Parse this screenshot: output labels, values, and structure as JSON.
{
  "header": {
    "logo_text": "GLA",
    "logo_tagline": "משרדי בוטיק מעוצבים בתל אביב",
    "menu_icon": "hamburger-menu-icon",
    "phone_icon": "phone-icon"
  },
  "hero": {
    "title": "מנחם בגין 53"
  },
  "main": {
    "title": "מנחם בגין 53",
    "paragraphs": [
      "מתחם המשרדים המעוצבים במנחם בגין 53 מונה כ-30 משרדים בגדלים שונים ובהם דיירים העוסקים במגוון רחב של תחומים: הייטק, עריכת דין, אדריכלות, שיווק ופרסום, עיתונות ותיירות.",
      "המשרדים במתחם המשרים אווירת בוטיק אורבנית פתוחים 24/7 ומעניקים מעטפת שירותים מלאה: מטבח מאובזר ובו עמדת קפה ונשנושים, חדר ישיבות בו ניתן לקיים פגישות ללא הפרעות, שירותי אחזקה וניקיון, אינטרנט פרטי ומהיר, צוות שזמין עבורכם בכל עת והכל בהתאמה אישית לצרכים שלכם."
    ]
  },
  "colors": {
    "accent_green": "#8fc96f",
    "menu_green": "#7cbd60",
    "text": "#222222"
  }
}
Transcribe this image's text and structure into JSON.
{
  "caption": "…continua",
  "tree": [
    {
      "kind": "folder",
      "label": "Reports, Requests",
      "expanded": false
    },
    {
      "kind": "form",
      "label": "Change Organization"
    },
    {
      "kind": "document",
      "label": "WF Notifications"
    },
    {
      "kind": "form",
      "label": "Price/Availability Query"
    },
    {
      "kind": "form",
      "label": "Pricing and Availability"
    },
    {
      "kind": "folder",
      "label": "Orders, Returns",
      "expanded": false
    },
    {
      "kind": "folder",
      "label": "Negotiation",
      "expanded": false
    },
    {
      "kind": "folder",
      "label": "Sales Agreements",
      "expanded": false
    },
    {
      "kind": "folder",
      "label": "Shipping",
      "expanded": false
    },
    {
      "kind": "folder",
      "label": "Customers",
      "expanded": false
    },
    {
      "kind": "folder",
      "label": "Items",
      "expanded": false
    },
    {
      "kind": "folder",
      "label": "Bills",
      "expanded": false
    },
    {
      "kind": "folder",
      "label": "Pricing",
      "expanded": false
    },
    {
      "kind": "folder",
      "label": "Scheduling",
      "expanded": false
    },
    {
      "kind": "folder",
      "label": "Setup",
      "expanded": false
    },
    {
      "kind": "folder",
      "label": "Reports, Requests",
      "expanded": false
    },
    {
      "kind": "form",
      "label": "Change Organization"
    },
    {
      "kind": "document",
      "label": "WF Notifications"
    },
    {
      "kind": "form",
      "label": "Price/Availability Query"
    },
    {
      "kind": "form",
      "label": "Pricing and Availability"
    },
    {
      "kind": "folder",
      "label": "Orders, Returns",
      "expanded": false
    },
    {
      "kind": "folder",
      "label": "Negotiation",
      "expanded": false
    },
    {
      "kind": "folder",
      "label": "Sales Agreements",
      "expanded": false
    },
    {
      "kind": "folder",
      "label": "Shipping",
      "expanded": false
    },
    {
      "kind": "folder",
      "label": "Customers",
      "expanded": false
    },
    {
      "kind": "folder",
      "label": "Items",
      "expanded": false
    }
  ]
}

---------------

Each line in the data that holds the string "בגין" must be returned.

§ Worked solution
    "title": "מנחם בגין 53"
    "title": "מנחם בגין 53",
      "מתחם המשרדים המעוצבים במנחם בגין 53 מונה כ-30 משרדים בגדלים שונים ובהם דיירים העוסקים במגוון רחב של תחומים: הייטק, עריכת דין, אדריכלות, שיווק ופרסום, עיתונות ותיירות.",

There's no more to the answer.